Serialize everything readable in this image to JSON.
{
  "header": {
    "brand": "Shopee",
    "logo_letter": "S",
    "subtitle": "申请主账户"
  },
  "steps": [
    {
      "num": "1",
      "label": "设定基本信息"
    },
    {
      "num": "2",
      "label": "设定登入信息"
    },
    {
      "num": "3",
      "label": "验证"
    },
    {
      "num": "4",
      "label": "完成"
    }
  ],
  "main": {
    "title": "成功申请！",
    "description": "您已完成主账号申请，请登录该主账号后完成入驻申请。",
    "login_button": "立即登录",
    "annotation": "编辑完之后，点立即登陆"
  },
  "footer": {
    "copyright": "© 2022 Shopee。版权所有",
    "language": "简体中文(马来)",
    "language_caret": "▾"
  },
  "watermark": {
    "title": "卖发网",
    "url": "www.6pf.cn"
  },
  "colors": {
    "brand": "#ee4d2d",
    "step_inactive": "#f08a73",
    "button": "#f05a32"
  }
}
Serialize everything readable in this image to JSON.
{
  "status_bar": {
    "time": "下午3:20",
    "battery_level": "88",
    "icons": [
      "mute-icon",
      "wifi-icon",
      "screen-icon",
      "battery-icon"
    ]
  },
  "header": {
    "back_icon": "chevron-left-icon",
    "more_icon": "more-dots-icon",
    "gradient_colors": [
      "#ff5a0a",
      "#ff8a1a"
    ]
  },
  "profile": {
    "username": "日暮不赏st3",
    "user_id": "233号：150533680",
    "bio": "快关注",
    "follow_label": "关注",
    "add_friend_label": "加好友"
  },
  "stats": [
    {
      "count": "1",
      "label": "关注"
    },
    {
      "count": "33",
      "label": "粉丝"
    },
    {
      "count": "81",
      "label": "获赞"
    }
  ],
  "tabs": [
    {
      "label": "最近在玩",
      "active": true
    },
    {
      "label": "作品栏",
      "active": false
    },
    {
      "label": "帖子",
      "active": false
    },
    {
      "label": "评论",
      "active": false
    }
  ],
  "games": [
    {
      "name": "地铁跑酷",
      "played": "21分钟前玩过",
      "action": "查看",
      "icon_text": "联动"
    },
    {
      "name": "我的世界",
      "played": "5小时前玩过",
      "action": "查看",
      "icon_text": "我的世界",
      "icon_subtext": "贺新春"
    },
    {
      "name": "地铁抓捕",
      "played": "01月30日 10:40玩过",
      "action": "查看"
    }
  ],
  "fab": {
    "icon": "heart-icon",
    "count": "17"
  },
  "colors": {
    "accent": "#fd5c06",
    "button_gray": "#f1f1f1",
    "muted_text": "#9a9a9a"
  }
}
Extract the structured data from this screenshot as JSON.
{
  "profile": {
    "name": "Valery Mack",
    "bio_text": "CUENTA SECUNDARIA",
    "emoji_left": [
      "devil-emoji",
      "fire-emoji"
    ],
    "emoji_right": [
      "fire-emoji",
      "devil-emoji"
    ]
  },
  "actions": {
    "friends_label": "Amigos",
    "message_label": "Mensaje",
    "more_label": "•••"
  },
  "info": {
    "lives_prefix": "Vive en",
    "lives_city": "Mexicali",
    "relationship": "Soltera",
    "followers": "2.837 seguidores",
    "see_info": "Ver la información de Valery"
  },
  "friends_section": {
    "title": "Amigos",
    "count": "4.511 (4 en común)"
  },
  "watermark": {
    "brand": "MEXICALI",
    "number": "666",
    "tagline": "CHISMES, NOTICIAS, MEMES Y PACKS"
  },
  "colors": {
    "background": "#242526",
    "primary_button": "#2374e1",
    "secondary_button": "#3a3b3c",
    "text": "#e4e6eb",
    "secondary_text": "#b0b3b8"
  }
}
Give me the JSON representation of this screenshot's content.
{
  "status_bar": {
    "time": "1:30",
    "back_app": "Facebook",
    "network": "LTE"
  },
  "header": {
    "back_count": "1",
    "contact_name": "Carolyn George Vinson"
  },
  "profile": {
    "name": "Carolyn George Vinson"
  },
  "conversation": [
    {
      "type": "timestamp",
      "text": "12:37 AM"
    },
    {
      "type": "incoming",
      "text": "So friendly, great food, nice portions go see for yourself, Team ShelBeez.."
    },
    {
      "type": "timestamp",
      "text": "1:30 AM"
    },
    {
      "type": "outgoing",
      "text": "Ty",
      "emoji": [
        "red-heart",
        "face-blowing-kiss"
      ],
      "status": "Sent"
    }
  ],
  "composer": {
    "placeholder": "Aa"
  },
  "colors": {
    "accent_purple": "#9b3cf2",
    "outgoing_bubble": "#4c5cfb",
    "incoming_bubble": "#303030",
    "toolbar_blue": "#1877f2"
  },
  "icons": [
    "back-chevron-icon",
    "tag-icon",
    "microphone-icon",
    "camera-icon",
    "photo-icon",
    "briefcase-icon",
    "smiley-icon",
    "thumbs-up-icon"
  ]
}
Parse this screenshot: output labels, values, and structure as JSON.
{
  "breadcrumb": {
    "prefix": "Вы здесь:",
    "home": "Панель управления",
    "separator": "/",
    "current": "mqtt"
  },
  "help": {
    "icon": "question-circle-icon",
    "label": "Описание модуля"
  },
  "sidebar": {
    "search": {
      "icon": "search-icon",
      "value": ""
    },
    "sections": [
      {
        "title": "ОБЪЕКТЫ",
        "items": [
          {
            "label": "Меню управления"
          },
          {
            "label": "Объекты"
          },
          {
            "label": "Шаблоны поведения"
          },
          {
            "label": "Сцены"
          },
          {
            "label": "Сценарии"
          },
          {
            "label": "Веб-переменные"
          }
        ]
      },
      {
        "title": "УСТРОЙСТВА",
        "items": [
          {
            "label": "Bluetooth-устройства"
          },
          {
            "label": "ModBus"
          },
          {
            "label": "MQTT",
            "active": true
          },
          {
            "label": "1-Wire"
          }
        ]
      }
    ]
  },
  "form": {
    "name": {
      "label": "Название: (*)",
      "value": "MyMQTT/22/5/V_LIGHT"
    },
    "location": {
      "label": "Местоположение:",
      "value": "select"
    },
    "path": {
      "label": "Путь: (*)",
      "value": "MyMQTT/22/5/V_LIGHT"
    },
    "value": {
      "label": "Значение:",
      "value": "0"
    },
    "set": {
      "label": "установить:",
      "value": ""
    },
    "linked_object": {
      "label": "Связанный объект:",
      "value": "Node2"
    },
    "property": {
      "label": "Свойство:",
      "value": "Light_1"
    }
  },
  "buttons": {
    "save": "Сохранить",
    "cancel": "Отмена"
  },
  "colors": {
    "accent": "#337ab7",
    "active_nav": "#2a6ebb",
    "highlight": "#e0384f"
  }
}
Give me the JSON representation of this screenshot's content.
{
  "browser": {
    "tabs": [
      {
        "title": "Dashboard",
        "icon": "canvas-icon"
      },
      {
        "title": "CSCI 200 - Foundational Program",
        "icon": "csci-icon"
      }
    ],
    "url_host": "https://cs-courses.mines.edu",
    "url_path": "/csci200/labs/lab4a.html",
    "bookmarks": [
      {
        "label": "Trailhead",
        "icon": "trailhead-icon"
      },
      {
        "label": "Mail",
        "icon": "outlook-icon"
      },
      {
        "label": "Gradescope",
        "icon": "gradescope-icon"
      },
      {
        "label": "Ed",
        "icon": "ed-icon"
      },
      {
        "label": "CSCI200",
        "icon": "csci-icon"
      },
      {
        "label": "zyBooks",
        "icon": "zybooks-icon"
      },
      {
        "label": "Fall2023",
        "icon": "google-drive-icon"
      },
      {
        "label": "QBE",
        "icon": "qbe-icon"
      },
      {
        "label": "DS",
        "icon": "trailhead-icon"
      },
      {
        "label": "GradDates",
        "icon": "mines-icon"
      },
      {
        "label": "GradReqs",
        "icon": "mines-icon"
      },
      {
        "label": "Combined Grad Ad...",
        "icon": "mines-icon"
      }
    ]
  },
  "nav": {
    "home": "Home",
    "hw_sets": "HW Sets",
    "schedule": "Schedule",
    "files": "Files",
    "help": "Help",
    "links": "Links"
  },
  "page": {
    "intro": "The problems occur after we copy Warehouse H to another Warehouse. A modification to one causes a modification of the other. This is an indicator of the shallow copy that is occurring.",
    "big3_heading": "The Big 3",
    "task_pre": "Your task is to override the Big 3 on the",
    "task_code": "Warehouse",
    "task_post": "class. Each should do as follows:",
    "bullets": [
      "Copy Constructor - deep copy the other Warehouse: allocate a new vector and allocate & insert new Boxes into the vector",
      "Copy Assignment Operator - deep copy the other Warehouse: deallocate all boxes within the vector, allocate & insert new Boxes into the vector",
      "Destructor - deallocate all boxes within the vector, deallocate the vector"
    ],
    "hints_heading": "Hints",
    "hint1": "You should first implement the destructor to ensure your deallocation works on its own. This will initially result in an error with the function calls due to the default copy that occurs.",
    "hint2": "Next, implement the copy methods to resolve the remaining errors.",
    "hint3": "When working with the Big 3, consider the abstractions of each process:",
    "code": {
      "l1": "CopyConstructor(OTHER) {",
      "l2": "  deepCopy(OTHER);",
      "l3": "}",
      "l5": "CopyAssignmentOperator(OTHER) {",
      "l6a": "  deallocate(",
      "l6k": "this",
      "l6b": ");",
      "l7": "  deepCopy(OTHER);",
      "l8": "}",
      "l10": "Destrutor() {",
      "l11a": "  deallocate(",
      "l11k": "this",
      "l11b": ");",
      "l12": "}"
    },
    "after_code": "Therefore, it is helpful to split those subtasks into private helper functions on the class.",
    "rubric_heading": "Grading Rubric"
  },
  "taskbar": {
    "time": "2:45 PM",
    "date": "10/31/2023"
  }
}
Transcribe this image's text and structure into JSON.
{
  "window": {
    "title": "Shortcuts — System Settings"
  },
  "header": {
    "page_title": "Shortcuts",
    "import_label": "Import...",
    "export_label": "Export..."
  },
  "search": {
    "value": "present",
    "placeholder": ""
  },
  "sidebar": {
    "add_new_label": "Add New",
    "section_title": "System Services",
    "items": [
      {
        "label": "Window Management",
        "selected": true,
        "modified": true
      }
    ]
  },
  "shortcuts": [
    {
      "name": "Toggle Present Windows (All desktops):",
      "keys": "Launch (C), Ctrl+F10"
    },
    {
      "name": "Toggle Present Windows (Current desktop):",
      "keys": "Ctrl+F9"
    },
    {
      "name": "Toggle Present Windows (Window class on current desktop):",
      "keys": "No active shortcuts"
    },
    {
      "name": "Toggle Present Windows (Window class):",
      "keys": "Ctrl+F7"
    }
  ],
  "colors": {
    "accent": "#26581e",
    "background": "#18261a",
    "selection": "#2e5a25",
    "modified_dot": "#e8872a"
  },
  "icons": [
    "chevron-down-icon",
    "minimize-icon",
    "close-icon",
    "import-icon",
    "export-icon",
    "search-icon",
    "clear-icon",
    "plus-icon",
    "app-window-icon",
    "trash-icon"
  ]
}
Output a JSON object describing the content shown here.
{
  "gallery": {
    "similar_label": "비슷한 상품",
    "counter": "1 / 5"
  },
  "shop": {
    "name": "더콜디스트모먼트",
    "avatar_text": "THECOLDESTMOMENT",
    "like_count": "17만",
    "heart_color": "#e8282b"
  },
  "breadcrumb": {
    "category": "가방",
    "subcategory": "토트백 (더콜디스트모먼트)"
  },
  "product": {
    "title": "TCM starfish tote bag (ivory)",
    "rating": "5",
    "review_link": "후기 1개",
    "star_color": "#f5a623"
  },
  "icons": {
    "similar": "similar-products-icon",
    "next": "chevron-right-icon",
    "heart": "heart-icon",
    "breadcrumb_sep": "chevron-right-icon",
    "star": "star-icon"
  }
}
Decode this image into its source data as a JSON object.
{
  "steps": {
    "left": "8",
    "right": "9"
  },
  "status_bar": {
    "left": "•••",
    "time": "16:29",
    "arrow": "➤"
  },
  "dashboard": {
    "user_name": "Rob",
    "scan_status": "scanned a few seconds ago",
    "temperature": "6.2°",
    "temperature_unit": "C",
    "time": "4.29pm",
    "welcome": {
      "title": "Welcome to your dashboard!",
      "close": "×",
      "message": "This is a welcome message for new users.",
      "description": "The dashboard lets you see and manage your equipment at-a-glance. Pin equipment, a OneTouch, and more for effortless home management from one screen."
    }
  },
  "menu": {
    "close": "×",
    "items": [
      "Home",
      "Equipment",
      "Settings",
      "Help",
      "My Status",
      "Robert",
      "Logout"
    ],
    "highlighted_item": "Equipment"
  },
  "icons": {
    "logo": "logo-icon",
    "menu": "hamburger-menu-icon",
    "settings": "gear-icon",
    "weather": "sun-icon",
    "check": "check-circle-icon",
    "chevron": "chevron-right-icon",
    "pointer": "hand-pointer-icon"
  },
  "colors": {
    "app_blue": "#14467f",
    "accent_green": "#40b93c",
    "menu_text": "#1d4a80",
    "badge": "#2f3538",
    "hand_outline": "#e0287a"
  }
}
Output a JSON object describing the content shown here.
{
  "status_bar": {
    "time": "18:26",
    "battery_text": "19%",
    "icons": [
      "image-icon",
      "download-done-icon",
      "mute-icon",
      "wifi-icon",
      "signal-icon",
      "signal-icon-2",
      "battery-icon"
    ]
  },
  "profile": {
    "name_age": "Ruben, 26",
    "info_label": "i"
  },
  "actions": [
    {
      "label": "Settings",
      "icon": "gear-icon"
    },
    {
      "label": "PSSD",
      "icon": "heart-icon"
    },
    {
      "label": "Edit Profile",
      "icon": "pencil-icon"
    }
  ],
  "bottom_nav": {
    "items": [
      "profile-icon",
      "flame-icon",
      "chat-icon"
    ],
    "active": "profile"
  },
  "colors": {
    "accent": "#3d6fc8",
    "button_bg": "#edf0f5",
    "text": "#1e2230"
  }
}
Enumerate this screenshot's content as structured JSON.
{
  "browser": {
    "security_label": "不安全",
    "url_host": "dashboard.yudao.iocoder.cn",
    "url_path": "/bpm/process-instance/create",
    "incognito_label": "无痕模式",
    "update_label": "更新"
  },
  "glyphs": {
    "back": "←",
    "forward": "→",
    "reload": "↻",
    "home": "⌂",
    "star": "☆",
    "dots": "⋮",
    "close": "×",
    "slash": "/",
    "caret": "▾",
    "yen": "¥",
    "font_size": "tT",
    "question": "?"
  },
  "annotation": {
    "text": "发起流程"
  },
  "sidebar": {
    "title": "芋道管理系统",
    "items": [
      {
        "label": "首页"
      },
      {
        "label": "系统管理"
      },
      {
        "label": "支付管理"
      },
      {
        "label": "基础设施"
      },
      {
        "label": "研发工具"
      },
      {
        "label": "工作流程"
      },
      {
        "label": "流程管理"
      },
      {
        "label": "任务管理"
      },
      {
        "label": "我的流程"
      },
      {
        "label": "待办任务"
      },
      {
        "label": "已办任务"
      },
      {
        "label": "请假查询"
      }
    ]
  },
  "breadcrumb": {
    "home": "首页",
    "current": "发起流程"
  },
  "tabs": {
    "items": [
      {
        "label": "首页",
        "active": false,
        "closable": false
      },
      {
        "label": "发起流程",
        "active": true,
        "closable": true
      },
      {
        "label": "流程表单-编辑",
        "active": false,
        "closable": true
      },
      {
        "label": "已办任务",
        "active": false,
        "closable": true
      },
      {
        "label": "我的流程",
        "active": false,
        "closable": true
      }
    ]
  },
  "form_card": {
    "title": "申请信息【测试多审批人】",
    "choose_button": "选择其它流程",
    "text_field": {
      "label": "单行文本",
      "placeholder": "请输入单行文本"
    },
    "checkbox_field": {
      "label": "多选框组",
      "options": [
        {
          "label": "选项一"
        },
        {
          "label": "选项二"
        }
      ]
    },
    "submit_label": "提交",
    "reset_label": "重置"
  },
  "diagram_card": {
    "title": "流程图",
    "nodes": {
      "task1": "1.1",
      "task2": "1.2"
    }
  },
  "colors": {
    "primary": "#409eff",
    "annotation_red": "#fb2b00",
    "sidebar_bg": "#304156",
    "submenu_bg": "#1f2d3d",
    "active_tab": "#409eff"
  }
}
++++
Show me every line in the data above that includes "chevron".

**Completed exercise**
    "back_icon": "chevron-left-icon",
    "back-chevron-icon",
    "chevron-down-icon",
    "next": "chevron-right-icon",
    "breadcrumb_sep": "chevron-right-icon",
    "chevron": "chevron-right-icon",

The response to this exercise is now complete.